“In 2000, I was riding with some guys who were starting to get into bicycle racing, and I realized I was a pretty strong cyclist (because I was) keeping up with them. I thought, ‘I don’t have to run or swim? I just have to ride my bike? OK.’ For me, bicycling really took off in 2001 when I did my first road race.”

Over the next 15 years, Ripp competed in hundreds of local and regional cycling competitions, including the Monday Night Bike Race Series at Portland International Raceway, as a member of the Portland-based West End Bikes team. He also competed in several triathlons.

“I won some criteriums and I placed high in some road races,” he said. “And I’ve won nine or 10 triathlon events in my age group.”

Ripp is preparing to compete in future triathlons, but admits he has lost some of his “killer instinct” for bicycle races. Although Ripp is not riding quite as much as he used to, he said he still tries to log about 90 hours per week on some of his favorite routes, including the hilly area by Mount Norway that he refers to as “the Washougal Alps,” with Sue by his side.

“She does very well,” Ripp said of his wife. “She’s a very strong cyclist. She raced for years, too — she did cycle-cross and road-racing and criteriums. I’m fortunate that she has the same passion. It’s nice that we can do it together.”

The Ripps have taken cycling-oriented vacations through several European countries, including England, France and Italy.

“One of the top (memories was) the mountaintop climbs in Tuscany. It’s a beautiful area with friendly people,” Ripp said. “It was cool to ride in France, too. In 2018, we went to Spain and worked our way up the coast to France. There’s a famous Tour de France climb called Alpe d’Huez. Since we were so close to the town, called Le Bourg-d’Oisans, we rented bikes and climbed Alpe d’Huez. Famous cyclists — Lance Armstrong, Greg Lemond, all those guys — have raced up that hill. It was a bucket-list item.”

A former high-school athlete, Ripp has always viewed himself as an active individual who likes to stay fit. But bicycling attracted him for a variety of reasons, some of which go beyond his desire to remain in good health.

“It’s my stress relief,” he said, of the sport. “It’s not like driving a car. You get to experience the wind, the warmth. It allows you to have more time to watch where you’re (going). … And I just enjoy the exercise.

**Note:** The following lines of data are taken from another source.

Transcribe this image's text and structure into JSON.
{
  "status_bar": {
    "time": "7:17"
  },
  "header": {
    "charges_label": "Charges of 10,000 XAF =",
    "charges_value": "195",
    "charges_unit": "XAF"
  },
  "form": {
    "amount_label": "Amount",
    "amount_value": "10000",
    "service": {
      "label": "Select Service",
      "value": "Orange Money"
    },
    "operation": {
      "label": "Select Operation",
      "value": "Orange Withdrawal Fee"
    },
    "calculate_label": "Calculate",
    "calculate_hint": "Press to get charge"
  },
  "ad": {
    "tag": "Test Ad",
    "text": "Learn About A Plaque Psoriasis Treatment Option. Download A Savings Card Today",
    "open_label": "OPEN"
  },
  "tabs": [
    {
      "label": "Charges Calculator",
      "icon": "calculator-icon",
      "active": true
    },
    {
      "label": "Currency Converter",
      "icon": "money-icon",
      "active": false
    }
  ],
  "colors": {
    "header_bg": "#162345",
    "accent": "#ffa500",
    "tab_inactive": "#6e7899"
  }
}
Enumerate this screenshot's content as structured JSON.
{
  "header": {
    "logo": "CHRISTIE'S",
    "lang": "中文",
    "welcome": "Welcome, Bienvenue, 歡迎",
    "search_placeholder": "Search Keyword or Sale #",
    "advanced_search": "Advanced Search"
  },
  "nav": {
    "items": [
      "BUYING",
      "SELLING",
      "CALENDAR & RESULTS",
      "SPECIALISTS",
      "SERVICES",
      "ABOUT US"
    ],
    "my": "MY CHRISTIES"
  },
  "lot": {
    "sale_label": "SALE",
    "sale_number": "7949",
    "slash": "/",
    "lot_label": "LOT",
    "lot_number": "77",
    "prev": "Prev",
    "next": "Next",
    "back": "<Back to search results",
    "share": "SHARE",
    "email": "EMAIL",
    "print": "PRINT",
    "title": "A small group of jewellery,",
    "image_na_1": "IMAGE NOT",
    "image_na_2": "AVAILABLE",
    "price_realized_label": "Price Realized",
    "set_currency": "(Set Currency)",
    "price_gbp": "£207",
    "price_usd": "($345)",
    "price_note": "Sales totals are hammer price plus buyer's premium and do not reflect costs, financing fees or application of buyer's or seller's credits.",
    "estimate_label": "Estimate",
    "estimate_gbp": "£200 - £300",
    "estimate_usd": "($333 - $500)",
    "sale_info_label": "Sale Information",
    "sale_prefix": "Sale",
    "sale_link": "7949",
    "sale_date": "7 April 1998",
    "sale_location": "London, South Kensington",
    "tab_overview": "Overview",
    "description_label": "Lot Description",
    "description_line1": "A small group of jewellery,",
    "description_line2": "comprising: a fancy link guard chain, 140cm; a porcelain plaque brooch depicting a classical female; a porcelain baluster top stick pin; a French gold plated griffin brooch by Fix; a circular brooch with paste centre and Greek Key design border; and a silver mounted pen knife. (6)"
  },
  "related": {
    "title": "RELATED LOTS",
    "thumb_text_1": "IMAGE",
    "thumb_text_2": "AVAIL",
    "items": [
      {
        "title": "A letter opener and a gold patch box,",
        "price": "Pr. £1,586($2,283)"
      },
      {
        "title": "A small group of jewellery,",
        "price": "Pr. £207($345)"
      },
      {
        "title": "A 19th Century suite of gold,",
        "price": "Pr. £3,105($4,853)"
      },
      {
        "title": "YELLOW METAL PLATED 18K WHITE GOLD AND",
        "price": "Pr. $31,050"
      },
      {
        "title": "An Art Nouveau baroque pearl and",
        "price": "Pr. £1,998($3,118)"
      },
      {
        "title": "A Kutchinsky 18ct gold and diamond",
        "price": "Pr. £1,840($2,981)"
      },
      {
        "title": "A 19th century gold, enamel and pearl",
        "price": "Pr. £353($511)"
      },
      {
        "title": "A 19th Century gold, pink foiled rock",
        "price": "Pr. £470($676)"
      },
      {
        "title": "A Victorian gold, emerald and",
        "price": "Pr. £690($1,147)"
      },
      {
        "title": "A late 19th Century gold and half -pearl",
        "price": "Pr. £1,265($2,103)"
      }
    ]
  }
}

People talk about a ‘runner’s high’ or ‘biker’s high.’ There are some days when I don’t want to do it, but when I’m done, it’s like, ‘OK, I feel better.'”